::: Record extracts :::

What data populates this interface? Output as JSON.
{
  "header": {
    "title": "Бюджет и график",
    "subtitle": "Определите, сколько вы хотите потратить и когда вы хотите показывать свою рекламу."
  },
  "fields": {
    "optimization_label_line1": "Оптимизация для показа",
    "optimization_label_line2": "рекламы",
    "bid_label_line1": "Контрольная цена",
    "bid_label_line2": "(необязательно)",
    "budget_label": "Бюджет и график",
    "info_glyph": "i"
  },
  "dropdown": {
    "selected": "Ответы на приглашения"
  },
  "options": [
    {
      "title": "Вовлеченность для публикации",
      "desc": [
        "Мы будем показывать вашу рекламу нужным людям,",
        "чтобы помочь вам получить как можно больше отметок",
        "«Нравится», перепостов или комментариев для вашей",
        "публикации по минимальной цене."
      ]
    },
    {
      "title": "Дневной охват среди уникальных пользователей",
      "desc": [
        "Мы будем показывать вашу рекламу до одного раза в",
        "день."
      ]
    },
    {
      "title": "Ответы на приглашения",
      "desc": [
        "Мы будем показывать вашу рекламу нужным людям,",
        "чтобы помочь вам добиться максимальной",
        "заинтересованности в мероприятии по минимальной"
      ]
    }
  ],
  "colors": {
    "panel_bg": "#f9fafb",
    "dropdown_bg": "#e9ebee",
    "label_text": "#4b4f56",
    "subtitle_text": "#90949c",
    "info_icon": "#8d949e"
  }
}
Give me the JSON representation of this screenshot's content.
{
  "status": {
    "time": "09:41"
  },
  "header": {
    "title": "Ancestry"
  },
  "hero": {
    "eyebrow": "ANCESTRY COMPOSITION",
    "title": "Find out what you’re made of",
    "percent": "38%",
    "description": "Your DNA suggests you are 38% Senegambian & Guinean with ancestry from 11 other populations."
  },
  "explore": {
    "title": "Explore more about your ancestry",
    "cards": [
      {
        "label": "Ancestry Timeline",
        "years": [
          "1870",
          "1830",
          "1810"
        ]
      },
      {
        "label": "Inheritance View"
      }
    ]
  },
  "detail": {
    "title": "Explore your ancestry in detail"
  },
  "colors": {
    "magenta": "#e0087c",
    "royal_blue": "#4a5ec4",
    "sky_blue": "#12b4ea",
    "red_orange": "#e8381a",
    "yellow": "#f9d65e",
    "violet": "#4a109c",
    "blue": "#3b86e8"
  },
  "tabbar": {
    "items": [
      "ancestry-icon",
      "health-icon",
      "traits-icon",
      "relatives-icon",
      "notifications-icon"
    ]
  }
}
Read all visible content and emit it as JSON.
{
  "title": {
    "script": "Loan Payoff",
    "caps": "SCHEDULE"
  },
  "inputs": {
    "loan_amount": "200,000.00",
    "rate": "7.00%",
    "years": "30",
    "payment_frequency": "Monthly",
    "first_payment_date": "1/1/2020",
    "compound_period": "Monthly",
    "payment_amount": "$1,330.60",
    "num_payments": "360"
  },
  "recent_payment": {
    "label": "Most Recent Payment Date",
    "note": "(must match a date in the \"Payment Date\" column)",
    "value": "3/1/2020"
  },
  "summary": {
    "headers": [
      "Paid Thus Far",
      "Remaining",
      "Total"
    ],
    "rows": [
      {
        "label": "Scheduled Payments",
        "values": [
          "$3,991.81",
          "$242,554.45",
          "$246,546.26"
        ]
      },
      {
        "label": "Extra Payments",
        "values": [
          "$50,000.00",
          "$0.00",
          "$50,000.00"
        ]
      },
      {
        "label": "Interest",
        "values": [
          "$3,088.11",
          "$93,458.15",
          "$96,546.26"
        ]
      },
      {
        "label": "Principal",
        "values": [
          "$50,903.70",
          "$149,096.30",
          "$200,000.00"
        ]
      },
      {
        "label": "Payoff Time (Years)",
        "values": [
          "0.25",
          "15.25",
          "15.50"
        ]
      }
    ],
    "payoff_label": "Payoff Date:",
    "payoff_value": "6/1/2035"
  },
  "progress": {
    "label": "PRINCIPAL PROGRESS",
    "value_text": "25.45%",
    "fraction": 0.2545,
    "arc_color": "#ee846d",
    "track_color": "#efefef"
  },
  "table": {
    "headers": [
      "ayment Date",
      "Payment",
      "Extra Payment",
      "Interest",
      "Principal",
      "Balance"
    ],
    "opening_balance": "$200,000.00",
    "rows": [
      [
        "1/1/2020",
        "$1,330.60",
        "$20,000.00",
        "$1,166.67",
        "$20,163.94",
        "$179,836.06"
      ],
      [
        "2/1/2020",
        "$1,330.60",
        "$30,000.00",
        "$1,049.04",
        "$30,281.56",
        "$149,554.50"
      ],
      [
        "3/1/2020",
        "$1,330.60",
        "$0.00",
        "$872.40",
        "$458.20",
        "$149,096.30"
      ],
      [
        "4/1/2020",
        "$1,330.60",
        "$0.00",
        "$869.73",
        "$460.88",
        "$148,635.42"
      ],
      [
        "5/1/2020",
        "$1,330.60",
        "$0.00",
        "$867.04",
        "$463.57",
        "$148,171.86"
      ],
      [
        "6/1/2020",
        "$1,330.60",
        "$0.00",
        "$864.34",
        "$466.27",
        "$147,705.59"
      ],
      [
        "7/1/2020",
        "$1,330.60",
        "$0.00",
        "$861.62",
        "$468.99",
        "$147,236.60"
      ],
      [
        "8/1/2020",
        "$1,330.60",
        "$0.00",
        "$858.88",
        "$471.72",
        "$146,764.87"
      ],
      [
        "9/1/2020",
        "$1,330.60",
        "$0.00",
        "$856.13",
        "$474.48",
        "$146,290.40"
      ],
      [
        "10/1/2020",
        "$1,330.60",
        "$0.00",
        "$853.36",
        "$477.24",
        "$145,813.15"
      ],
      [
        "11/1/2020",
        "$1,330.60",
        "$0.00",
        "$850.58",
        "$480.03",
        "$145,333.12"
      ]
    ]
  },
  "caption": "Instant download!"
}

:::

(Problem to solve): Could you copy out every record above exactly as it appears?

(Expected output):
What data populates this interface? Output as JSON.
{
  "header": {
    "title": "Бюджет и график",
    "subtitle": "Определите, сколько вы хотите потратить и когда вы хотите показывать свою рекламу."
  },
  "fields": {
    "optimization_label_line1": "Оптимизация для показа",
    "optimization_label_line2": "рекламы",
    "bid_label_line1": "Контрольная цена",
    "bid_label_line2": "(необязательно)",
    "budget_label": "Бюджет и график",
    "info_glyph": "i"
  },
  "dropdown": {
    "selected": "Ответы на приглашения"
  },
  "options": [
    {
      "title": "Вовлеченность для публикации",
      "desc": [
        "Мы будем показывать вашу рекламу нужным людям,",
        "чтобы помочь вам получить как можно больше отметок",
        "«Нравится», перепостов или комментариев для вашей",
        "публикации по минимальной цене."
      ]
    },
    {
      "title": "Дневной охват среди уникальных пользователей",
      "desc": [
        "Мы будем показывать вашу рекламу до одного раза в",
        "день."
      ]
    },
    {
      "title": "Ответы на приглашения",
      "desc": [
        "Мы будем показывать вашу рекламу нужным людям,",
        "чтобы помочь вам добиться максимальной",
        "заинтересованности в мероприятии по минимальной"
      ]
    }
  ],
  "colors": {
    "panel_bg": "#f9fafb",
    "dropdown_bg": "#e9ebee",
    "label_text": "#4b4f56",
    "subtitle_text": "#90949c",
    "info_icon": "#8d949e"
  }
}
Give me the JSON representation of this screenshot's content.
{
  "status": {
    "time": "09:41"
  },
  "header": {
    "title": "Ancestry"
  },
  "hero": {
    "eyebrow": "ANCESTRY COMPOSITION",
    "title": "Find out what you’re made of",
    "percent": "38%",
    "description": "Your DNA suggests you are 38% Senegambian & Guinean with ancestry from 11 other populations."
  },
  "explore": {
    "title": "Explore more about your ancestry",
    "cards": [
      {
        "label": "Ancestry Timeline",
        "years": [
          "1870",
          "1830",
          "1810"
        ]
      },
      {
        "label": "Inheritance View"
      }
    ]
  },
  "detail": {
    "title": "Explore your ancestry in detail"
  },
  "colors": {
    "magenta": "#e0087c",
    "royal_blue": "#4a5ec4",
    "sky_blue": "#12b4ea",
    "red_orange": "#e8381a",
    "yellow": "#f9d65e",
    "violet": "#4a109c",
    "blue": "#3b86e8"
  },
  "tabbar": {
    "items": [
      "ancestry-icon",
      "health-icon",
      "traits-icon",
      "relatives-icon",
      "notifications-icon"
    ]
  }
}
Read all visible content and emit it as JSON.
{
  "title": {
    "script": "Loan Payoff",
    "caps": "SCHEDULE"
  },
  "inputs": {
    "loan_amount": "200,000.00",
    "rate": "7.00%",
    "years": "30",
    "payment_frequency": "Monthly",
    "first_payment_date": "1/1/2020",
    "compound_period": "Monthly",
    "payment_amount": "$1,330.60",
    "num_payments": "360"
  },
  "recent_payment": {
    "label": "Most Recent Payment Date",
    "note": "(must match a date in the \"Payment Date\" column)",
    "value": "3/1/2020"
  },
  "summary": {
    "headers": [
      "Paid Thus Far",
      "Remaining",
      "Total"
    ],
    "rows": [
      {
        "label": "Scheduled Payments",
        "values": [
          "$3,991.81",
          "$242,554.45",
          "$246,546.26"
        ]
      },
      {
        "label": "Extra Payments",
        "values": [
          "$50,000.00",
          "$0.00",
          "$50,000.00"
        ]
      },
      {
        "label": "Interest",
        "values": [
          "$3,088.11",
          "$93,458.15",
          "$96,546.26"
        ]
      },
      {
        "label": "Principal",
        "values": [
          "$50,903.70",
          "$149,096.30",
          "$200,000.00"
        ]
      },
      {
        "label": "Payoff Time (Years)",
        "values": [
          "0.25",
          "15.25",
          "15.50"
        ]
      }
    ],
    "payoff_label": "Payoff Date:",
    "payoff_value": "6/1/2035"
  },
  "progress": {
    "label": "PRINCIPAL PROGRESS",
    "value_text": "25.45%",
    "fraction": 0.2545,
    "arc_color": "#ee846d",
    "track_color": "#efefef"
  },
  "table": {
    "headers": [
      "ayment Date",
      "Payment",
      "Extra Payment",
      "Interest",
      "Principal",
      "Balance"
    ],
    "opening_balance": "$200,000.00",
    "rows": [
      [
        "1/1/2020",
        "$1,330.60",
        "$20,000.00",
        "$1,166.67",
        "$20,163.94",
        "$179,836.06"
      ],
      [
        "2/1/2020",
        "$1,330.60",
        "$30,000.00",
        "$1,049.04",
        "$30,281.56",
        "$149,554.50"
      ],
      [
        "3/1/2020",
        "$1,330.60",
        "$0.00",
        "$872.40",
        "$458.20",
        "$149,096.30"
      ],
      [
        "4/1/2020",
        "$1,330.60",
        "$0.00",
        "$869.73",
        "$460.88",
        "$148,635.42"
      ],
      [
        "5/1/2020",
        "$1,330.60",
        "$0.00",
        "$867.04",
        "$463.57",
        "$148,171.86"
      ],
      [
        "6/1/2020",
        "$1,330.60",
        "$0.00",
        "$864.34",
        "$466.27",
        "$147,705.59"
      ],
      [
        "7/1/2020",
        "$1,330.60",
        "$0.00",
        "$861.62",
        "$468.99",
        "$147,236.60"
      ],
      [
        "8/1/2020",
        "$1,330.60",
        "$0.00",
        "$858.88",
        "$471.72",
        "$146,764.87"
      ],
      [
        "9/1/2020",
        "$1,330.60",
        "$0.00",
        "$856.13",
        "$474.48",
        "$146,290.40"
      ],
      [
        "10/1/2020",
        "$1,330.60",
        "$0.00",
        "$853.36",
        "$477.24",
        "$145,813.15"
      ],
      [
        "11/1/2020",
        "$1,330.60",
        "$0.00",
        "$850.58",
        "$480.03",
        "$145,333.12"
      ]
    ]
  },
  "caption": "Instant download!"
}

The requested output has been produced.